A cow infected with Lumpy Skin Disease in rural Sindh. Photo credit: Saadeqa Khan

A survey carried out by Dawn Pakistan reveals that, in Karachi city alone, the selling of milk and meat had dropped by between 60% and 70% in February and March due to reduced production, the reduction in livestock and fears around how LSD affects humans.

Vaccine rollout for cattle

The Director-General for Livestock Pakistan, Dr Nazir Hussain, says, “The local government had 30,000 vaccine doses in stock, which were immediately administered to cattle in Karachi in March 2022. The federal government urgently imported four million vaccine doses from Turkey for the rest of the province. Consequently, we vaccinated two million cows in several districts of Sindh in a two-week period.”

Since the vaccine from abroad is expensive, the Sindh government aims to develop its own vaccine. Researchers from Dow Medical University Karachi have been provided with the necessary funding and are optimistic they can accomplish this in nine months.

It’s estimated that five million dairy farmers and meat sellers are suffering from the economic fallout of the LSD outbreak. Pakistan’s government is importing another vaccine consignment from Jordan to combat the vaccine shortfall and providing compensation to cattle farmers to minimise their losses.

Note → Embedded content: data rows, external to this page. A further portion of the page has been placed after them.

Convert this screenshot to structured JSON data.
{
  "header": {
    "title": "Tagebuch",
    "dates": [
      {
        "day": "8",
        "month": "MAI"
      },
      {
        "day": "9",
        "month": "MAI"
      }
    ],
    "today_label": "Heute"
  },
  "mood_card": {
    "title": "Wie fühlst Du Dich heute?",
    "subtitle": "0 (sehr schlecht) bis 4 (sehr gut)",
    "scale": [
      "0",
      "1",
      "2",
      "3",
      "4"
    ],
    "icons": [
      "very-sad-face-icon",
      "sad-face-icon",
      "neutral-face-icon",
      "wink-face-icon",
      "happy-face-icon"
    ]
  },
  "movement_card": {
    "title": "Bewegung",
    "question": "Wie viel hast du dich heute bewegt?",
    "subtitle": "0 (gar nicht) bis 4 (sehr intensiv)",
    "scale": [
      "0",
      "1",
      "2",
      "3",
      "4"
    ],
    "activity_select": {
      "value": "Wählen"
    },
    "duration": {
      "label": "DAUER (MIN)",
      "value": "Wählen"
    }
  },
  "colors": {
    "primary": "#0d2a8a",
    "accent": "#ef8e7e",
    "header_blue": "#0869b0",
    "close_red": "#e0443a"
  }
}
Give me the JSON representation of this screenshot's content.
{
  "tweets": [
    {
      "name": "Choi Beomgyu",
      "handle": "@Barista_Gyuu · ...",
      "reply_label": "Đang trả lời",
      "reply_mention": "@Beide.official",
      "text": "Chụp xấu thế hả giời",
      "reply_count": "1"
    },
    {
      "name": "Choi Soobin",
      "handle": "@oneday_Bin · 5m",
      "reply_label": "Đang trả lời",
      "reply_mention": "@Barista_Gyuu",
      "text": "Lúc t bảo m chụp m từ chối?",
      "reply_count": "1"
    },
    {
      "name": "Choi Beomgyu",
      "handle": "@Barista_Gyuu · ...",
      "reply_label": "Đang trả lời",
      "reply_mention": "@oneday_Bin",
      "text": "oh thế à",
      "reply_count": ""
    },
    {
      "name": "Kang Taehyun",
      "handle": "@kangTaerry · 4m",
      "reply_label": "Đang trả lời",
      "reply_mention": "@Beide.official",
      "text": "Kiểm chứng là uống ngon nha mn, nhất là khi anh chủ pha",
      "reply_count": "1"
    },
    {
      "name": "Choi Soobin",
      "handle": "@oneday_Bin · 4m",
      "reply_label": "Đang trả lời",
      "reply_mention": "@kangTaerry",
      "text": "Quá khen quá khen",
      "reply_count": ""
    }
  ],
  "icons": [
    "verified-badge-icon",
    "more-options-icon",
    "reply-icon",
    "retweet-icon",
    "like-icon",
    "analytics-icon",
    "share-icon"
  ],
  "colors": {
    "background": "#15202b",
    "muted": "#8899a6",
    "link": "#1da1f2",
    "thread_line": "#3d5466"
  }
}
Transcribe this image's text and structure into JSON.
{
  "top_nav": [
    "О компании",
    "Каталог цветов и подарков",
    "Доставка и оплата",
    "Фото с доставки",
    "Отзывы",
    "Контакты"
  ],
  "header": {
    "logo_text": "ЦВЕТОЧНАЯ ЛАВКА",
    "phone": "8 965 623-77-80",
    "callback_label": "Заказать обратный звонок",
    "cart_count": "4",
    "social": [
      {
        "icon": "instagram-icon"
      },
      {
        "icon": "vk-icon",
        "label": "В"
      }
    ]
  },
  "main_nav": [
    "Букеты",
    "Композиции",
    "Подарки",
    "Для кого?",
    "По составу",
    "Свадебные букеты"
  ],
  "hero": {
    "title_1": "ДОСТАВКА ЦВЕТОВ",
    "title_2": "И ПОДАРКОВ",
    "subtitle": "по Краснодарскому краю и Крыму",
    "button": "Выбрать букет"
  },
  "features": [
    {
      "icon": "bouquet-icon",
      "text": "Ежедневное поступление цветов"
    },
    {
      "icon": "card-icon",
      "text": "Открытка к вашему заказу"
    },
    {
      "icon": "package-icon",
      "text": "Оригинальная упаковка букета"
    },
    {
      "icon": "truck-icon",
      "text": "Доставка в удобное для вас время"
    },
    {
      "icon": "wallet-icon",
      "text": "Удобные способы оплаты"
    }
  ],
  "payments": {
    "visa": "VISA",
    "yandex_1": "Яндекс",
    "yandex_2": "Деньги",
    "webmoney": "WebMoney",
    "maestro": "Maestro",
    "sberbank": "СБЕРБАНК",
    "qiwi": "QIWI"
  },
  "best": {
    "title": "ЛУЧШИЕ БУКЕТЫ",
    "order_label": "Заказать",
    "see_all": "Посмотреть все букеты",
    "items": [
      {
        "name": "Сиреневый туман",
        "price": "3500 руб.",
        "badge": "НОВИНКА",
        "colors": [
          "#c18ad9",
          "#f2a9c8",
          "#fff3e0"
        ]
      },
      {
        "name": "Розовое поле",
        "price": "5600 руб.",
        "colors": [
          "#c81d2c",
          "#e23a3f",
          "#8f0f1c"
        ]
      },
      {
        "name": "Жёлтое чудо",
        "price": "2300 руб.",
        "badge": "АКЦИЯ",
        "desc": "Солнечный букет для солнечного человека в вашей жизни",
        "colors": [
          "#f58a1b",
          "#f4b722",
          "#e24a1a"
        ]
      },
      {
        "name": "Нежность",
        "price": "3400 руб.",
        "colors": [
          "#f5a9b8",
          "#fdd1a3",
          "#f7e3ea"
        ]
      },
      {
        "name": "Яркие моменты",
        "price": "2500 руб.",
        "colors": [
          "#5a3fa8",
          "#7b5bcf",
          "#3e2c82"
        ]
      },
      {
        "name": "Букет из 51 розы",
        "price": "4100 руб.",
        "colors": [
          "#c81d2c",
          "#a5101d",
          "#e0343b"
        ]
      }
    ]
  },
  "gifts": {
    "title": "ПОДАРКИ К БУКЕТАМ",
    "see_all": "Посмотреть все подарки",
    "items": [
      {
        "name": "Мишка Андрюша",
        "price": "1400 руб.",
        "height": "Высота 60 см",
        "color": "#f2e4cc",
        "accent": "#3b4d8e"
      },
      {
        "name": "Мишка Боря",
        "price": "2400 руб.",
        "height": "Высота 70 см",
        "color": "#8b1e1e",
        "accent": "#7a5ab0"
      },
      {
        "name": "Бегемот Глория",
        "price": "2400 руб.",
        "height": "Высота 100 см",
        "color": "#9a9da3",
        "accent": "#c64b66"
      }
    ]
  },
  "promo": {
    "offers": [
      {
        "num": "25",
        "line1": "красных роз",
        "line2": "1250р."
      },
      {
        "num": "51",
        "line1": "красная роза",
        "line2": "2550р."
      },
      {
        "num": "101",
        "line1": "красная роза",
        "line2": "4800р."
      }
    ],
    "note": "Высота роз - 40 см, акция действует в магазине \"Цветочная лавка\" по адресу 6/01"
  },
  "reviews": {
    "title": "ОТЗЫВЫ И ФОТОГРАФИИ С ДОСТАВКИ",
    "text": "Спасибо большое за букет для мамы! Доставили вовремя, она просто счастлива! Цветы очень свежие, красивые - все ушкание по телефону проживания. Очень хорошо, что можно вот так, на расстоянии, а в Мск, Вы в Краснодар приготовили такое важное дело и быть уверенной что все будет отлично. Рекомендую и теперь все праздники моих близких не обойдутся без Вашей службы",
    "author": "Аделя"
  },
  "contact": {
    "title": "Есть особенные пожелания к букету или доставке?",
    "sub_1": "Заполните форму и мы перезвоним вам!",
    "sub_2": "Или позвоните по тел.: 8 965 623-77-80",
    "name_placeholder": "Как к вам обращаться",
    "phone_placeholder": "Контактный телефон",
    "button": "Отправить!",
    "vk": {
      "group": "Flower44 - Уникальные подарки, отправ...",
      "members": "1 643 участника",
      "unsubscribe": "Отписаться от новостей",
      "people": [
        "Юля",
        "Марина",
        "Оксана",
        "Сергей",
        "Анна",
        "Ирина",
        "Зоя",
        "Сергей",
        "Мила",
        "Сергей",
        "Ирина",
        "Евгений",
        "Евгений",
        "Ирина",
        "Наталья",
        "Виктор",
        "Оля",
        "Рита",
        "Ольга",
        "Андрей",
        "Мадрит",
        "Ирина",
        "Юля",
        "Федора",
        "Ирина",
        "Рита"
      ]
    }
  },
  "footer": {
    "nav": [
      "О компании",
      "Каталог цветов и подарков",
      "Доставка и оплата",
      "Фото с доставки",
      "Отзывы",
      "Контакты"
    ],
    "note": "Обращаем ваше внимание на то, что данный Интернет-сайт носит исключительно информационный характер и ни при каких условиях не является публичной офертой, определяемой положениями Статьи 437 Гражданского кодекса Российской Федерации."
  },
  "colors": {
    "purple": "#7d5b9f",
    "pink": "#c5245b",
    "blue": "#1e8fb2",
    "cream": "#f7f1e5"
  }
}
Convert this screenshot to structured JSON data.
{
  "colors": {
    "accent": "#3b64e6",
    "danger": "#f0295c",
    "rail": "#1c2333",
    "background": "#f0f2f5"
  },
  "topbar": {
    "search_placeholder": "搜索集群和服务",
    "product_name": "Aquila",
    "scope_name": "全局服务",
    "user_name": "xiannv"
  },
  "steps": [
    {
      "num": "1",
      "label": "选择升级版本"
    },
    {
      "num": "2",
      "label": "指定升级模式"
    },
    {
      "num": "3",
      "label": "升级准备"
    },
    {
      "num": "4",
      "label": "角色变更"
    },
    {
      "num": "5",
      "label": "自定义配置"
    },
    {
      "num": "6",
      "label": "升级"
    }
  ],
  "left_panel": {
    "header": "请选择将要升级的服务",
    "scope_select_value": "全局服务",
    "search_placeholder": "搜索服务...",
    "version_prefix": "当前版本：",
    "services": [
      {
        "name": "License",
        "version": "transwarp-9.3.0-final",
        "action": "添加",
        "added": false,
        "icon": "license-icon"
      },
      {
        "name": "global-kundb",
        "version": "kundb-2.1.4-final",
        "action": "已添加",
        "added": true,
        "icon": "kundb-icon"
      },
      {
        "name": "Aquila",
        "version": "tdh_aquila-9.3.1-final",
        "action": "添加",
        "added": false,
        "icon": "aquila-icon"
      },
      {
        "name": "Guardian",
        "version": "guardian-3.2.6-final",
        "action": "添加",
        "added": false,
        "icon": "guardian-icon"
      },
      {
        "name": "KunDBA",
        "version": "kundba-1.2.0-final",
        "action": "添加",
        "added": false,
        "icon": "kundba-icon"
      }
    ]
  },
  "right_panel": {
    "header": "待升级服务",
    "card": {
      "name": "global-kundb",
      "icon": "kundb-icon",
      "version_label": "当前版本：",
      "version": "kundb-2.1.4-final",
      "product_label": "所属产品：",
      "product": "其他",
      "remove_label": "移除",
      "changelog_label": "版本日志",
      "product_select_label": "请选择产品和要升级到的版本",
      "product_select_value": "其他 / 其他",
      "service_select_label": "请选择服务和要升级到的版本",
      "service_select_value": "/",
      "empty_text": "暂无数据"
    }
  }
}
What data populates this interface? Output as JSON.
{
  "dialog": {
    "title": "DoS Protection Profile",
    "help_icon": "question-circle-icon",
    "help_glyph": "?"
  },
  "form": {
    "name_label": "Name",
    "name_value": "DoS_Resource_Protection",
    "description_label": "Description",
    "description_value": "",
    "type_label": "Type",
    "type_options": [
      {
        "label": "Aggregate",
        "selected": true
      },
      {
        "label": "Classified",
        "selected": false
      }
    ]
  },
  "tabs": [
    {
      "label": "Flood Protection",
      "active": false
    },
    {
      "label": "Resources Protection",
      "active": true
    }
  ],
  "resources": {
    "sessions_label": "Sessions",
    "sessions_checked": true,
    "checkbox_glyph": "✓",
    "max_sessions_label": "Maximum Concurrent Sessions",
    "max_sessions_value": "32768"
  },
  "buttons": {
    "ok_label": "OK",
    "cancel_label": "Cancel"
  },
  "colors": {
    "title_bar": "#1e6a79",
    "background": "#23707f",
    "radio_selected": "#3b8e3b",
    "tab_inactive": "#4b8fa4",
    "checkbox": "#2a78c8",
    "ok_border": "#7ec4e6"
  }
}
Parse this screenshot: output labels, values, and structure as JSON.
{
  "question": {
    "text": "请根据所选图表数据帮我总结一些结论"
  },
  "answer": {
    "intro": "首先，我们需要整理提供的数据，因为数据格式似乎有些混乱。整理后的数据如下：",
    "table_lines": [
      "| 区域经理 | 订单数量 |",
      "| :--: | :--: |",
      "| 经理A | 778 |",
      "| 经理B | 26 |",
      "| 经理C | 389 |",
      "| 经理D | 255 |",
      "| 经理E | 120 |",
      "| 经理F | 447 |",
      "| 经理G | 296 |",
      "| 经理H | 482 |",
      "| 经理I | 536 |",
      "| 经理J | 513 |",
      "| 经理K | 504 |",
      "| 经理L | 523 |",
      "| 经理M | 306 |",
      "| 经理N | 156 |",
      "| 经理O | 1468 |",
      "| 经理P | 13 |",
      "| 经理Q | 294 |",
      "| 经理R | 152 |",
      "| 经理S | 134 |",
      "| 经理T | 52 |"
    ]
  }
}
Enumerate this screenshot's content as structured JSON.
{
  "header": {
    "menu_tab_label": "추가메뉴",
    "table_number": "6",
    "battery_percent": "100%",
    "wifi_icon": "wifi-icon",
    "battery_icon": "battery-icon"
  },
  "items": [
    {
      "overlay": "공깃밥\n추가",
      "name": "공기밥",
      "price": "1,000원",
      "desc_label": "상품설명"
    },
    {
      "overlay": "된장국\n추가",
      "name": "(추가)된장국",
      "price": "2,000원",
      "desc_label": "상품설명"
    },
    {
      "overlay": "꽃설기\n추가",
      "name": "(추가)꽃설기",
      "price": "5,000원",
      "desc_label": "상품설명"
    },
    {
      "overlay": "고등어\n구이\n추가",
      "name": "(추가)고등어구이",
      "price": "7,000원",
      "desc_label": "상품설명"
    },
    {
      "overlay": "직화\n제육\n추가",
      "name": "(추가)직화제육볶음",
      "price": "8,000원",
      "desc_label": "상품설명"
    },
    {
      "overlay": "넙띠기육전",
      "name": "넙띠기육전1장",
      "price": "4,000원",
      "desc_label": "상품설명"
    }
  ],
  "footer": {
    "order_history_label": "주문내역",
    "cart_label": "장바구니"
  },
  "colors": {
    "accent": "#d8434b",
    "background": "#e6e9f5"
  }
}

“Although no direct transmission of LSD to humans has been reported so far, the government has banned the sale of milk and meat from diseased cattle. It is now mandatory to boil milk and over-cook beef, but the worry is that the general public aren’t fully aware or don’t always follow these,” says Dr Hussain.